The text of this page was based on:

  • Deem, R. & Brehony, K. (2000). Doctoral students’ access to research cultures – are some more unequal than others? Studies in Higher Education, 25(2), 149-165.
  • Golde, C. (2000). Should I stay or should I go? Students' descriptions of the doctoral attrition process. The Review of Higher Education, 23(2), 199.
  • Leonard, D., Metcalfe, J., Becker, R. & Evans, J. (2006). The impact of working context and support on the postgraduate research student learning experience, Higher Education Academy commissioned literature review.
  • Wright, T. & Cochrane, R. (2000). Factors Influencing Successful Submission of PhD Theses. Studies in Higher Education, 25(2), 181-195.

Vibrant and vocal

McGill has a vibrant intellectual climate and a vocal academic community.
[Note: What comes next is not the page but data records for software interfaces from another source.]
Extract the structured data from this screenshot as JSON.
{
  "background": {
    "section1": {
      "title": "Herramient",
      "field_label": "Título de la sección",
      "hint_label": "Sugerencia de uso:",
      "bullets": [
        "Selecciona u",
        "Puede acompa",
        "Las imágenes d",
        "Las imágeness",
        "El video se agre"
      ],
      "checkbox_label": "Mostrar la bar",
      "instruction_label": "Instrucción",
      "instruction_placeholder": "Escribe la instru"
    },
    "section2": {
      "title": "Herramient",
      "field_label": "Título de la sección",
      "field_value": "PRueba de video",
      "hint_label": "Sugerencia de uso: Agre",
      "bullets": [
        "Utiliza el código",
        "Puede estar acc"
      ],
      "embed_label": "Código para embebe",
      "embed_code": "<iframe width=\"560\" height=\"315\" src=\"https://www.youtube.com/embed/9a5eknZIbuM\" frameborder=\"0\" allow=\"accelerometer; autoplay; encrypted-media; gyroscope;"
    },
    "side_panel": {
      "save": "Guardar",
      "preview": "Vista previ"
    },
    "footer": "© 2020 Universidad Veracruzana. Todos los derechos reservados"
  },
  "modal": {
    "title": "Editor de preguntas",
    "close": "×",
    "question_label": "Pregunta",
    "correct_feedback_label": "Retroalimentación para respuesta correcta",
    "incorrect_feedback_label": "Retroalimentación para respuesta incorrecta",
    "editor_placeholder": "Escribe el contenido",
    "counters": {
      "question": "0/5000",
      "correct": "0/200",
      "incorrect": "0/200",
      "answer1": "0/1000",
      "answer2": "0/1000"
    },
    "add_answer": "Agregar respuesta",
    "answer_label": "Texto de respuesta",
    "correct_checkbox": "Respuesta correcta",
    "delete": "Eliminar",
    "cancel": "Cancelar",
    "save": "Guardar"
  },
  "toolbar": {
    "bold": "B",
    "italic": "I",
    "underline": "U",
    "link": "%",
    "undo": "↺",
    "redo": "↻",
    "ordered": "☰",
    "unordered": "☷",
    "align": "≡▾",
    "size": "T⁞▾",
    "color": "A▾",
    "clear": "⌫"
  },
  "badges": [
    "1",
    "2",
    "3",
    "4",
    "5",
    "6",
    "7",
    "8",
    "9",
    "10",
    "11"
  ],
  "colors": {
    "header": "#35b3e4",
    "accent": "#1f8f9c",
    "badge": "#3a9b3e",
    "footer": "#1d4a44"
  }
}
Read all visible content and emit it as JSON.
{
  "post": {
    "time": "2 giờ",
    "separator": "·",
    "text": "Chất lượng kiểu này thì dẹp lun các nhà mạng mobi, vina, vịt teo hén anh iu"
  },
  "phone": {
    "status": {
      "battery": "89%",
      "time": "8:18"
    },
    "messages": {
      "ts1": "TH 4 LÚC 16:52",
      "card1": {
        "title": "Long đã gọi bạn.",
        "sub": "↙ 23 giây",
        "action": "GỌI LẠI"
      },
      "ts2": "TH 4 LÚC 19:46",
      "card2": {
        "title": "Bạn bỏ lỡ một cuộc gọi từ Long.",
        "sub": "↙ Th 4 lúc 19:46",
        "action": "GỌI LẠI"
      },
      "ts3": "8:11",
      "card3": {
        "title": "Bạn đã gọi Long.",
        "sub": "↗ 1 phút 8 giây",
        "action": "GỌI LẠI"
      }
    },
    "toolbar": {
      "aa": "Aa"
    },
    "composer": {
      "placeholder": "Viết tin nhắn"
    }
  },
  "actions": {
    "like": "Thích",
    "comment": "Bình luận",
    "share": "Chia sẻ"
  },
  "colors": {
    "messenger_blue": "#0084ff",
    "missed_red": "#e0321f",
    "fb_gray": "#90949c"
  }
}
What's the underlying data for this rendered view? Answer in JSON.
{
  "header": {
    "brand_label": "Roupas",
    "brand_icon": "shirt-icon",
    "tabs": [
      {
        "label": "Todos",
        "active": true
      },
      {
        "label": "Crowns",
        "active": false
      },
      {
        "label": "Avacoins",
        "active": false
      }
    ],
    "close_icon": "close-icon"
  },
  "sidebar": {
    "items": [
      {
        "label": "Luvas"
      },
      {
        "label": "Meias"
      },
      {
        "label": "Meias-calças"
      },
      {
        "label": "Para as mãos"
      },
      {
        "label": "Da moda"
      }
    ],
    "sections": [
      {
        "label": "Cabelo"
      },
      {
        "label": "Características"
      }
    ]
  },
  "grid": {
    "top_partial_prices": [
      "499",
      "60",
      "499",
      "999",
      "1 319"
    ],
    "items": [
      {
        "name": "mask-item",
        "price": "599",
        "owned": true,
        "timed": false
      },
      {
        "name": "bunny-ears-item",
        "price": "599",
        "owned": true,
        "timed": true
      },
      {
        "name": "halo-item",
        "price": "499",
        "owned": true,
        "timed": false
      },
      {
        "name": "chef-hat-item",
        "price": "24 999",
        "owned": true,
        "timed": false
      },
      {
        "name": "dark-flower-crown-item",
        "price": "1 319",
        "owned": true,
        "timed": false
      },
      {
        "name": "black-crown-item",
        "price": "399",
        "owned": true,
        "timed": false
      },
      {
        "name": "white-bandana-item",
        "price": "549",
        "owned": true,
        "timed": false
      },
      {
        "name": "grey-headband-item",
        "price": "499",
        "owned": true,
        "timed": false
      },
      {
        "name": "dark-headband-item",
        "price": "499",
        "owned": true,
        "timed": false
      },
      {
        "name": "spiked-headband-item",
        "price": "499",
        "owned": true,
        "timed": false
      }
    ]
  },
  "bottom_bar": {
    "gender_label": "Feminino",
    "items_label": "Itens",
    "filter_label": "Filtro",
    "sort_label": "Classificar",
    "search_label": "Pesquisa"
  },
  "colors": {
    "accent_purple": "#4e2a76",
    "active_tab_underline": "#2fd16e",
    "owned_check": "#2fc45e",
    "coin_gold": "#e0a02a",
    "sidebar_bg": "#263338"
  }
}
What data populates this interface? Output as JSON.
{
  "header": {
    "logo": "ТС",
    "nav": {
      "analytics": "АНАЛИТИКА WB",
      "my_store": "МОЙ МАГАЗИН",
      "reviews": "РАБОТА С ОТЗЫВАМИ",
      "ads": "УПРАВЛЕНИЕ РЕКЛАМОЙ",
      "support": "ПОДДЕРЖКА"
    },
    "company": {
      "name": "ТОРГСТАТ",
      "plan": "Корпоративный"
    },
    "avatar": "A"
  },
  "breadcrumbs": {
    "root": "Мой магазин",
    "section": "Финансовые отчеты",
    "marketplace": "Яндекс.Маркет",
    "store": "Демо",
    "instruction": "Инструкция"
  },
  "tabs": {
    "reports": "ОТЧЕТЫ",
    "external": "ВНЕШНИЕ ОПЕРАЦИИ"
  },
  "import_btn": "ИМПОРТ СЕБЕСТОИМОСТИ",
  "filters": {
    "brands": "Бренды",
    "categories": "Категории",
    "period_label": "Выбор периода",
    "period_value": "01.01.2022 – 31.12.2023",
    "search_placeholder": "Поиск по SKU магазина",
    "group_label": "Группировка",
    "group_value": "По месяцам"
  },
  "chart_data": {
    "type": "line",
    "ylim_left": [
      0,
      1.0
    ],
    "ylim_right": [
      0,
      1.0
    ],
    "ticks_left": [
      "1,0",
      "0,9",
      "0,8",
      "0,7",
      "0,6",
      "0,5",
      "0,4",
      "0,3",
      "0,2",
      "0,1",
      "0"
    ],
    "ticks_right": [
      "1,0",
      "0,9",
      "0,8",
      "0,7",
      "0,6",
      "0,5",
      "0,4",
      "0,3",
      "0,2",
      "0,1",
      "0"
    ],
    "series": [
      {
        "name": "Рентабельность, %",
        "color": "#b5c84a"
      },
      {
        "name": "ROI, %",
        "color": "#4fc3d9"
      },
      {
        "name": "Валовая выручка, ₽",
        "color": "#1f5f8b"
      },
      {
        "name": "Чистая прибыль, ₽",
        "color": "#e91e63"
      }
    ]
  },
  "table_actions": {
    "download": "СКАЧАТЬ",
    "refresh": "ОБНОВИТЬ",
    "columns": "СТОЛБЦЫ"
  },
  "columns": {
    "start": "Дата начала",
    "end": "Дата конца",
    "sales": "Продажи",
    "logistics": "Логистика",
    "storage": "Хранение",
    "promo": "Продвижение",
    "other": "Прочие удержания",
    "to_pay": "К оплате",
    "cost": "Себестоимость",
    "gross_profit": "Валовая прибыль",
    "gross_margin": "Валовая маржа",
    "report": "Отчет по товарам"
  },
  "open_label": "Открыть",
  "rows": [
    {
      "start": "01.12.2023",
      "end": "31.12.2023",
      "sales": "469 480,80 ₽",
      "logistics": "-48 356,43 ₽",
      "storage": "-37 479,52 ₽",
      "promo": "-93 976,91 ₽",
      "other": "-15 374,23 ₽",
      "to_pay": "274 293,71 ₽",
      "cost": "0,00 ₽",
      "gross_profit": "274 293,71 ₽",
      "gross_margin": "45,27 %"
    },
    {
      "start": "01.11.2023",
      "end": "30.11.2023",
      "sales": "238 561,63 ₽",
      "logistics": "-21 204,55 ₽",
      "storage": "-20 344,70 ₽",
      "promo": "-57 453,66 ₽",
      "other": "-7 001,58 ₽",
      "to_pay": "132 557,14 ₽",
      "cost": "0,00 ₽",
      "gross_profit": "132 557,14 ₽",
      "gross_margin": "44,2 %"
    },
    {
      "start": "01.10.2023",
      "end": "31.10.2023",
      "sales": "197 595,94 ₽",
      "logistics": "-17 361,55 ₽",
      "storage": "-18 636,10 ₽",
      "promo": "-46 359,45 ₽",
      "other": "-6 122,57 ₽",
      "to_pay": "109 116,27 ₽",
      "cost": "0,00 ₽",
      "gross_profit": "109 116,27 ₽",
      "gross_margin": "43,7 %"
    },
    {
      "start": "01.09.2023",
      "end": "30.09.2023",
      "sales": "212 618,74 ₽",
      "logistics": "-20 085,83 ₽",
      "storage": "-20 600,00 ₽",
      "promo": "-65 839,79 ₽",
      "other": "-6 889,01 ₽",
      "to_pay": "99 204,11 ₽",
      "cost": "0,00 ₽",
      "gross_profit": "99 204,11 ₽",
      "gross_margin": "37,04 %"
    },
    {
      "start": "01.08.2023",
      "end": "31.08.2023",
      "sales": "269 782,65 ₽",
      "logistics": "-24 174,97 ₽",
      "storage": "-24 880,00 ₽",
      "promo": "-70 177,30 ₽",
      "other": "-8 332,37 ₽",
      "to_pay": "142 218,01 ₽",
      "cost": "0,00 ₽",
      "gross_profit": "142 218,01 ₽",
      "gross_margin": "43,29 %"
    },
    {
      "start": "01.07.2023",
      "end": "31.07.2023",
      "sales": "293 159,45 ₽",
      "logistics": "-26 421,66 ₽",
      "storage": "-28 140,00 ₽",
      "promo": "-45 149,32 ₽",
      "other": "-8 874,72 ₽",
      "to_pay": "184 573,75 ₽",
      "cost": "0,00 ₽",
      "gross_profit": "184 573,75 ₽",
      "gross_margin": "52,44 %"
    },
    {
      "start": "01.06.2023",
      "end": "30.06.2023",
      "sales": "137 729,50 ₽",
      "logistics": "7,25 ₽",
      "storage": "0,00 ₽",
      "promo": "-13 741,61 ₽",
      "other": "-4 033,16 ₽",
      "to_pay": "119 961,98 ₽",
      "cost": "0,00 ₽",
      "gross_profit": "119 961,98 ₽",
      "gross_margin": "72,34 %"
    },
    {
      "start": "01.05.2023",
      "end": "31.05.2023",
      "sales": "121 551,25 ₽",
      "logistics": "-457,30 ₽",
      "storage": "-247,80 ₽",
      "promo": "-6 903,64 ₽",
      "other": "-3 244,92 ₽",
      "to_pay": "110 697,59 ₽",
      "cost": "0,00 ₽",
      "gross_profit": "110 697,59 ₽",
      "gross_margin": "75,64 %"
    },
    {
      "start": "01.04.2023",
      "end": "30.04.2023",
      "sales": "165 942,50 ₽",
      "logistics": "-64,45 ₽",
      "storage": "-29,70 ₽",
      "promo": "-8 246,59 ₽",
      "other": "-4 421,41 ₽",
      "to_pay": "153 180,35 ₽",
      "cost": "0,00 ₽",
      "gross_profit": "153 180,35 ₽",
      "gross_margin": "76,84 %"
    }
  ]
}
Ideas abound beyond the usual departmental confines—at guest lectures and exhibitions, through conferences and clubs, and at a growing number of institutes, centres, and websites like this one. They offer many opportunities for stimulating dialogue, creating new ideas, and learning more about all the knowledge developed and brought here.

Finding the right networks to suit your particular academic interests may take some effort, but a number of initiatives, institutions, and programs are committed to fostering and enhancing intellectual exchange. If you are a graduate student, perhaps start with recommendations from your supervisor, faculty advisers, or join your peers at one or many of the exceptional events at McGill each year. While the supervisory relationship is important, graduate students can receive additional support from—and feel more integrated in—a broader community.

So, look near or far. Departments often have graduate student associations that sponsor academic or social activities, and the McGill-wide Post Graduate Students’ Society (PGSS) coordinates and collaborates on numerous events for its members. Graduate students here are actively engaged throughout many recurring events such as Learning to Teach Day and 3 Minutes to Change the World, which are aimed, in part, at changing the way we think about our work and environment. Events are co-sponsored by different groups and departments including PGSS, Graduate and Postdoctoral Studies, the Office of Sustainability, and Teaching and Learning Services. Check out any one of these sites for more information to become involved.

Affiliated or independent, McGill’s institutes, research centres, and academic units promote dynamic and interdisciplinary intellectual communities. The Institute for the Public Life of Arts and Ideas (IPLAI), the McGill Institute for the Study of Canada (MISC), the Institute for Health and Social Policy (IHSP), the Institute for Gender, Sexuality, and Feminist Studies (IGSF), and the McGill Institute for Aerospace Engineering (MIAE), to name only five, encourage active research environments by organizing and hosting public events and lecture series, conferences, reading groups, and visiting scholars among others. In addition to being cross-disciplinary, McGill’s academic environment extends research beyond the university to partners in the community and offers additional opportunities for graduate students to network and seek intellectual support.

A wealth of information is regularly delivered to graduate students email accounts. SKILLSETS sends an InfoBulletin promoting professional and academic development, PGSS offers updates on local activities, and Public Affairs keeps students, staff, and faculty up to date with internal, local, national, and international media and events with "What’s New / Quoi de Neuf" and on social media.


Acknowledgements: Original content prepared by Gerlese Åkerlind, CEDAM, ANU. Updated by Lynn McAlpine, Oxford Learning Institute, May 2012. Adapted through an agreement with Oxford and ANU at McGill by Heather Braiden and Joel Deshaye, April 2013.